When you come to a picture, pass over it, and set down the entries below exactly.

### Entries supplied ###

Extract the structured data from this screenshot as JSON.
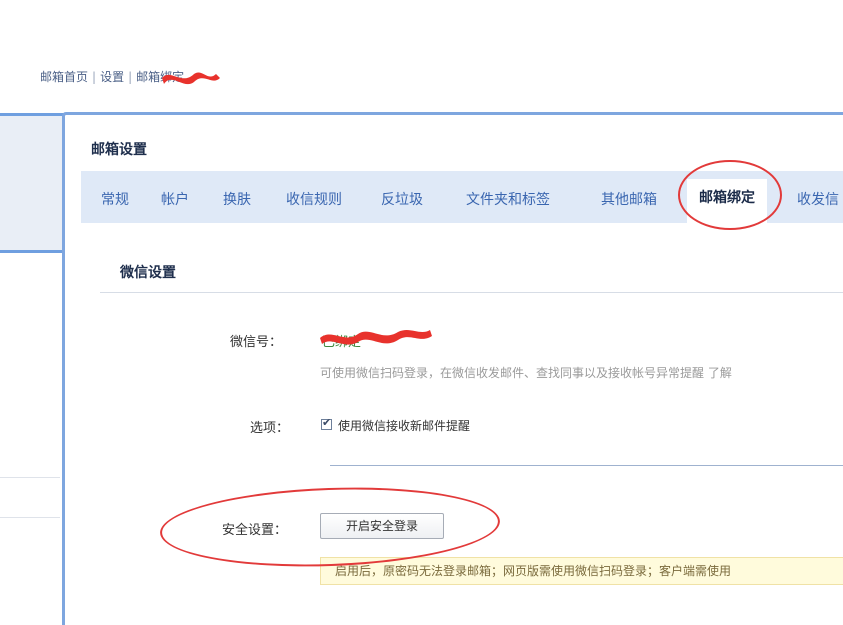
{
  "breadcrumb": {
    "home": "邮箱首页",
    "sep": "|",
    "settings": "设置",
    "current": "邮箱绑定"
  },
  "panel": {
    "title": "邮箱设置"
  },
  "tabs": [
    {
      "label": "常规"
    },
    {
      "label": "帐户"
    },
    {
      "label": "换肤"
    },
    {
      "label": "收信规则"
    },
    {
      "label": "反垃圾"
    },
    {
      "label": "文件夹和标签"
    },
    {
      "label": "其他邮箱"
    },
    {
      "label": "邮箱绑定",
      "active": true
    },
    {
      "label": "收发信"
    }
  ],
  "wechat": {
    "section_title": "微信设置",
    "account_label": "微信号：",
    "account_value": "已绑定",
    "account_desc": "可使用微信扫码登录，在微信收发邮件、查找同事以及接收帐号异常提醒 了解",
    "options_label": "选项：",
    "option_text": "使用微信接收新邮件提醒",
    "option_checked": true,
    "security_label": "安全设置：",
    "security_button": "开启安全登录",
    "security_notice": "启用后，原密码无法登录邮箱；网页版需使用微信扫码登录；客户端需使用"
  },
  "colors": {
    "accent": "#7ea6df",
    "tab_text": "#3a66b0",
    "annotation": "#e23a3a"
  }
}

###

> _Expected answer_:
Extract the structured data from this screenshot as JSON.
{
  "breadcrumb": {
    "home": "邮箱首页",
    "sep": "|",
    "settings": "设置",
    "current": "邮箱绑定"
  },
  "panel": {
    "title": "邮箱设置"
  },
  "tabs": [
    {
      "label": "常规"
    },
    {
      "label": "帐户"
    },
    {
      "label": "换肤"
    },
    {
      "label": "收信规则"
    },
    {
      "label": "反垃圾"
    },
    {
      "label": "文件夹和标签"
    },
    {
      "label": "其他邮箱"
    },
    {
      "label": "邮箱绑定",
      "active": true
    },
    {
      "label": "收发信"
    }
  ],
  "wechat": {
    "section_title": "微信设置",
    "account_label": "微信号：",
    "account_value": "已绑定",
    "account_desc": "可使用微信扫码登录，在微信收发邮件、查找同事以及接收帐号异常提醒 了解",
    "options_label": "选项：",
    "option_text": "使用微信接收新邮件提醒",
    "option_checked": true,
    "security_label": "安全设置：",
    "security_button": "开启安全登录",
    "security_notice": "启用后，原密码无法登录邮箱；网页版需使用微信扫码登录；客户端需使用"
  },
  "colors": {
    "accent": "#7ea6df",
    "tab_text": "#3a66b0",
    "annotation": "#e23a3a"
  }
}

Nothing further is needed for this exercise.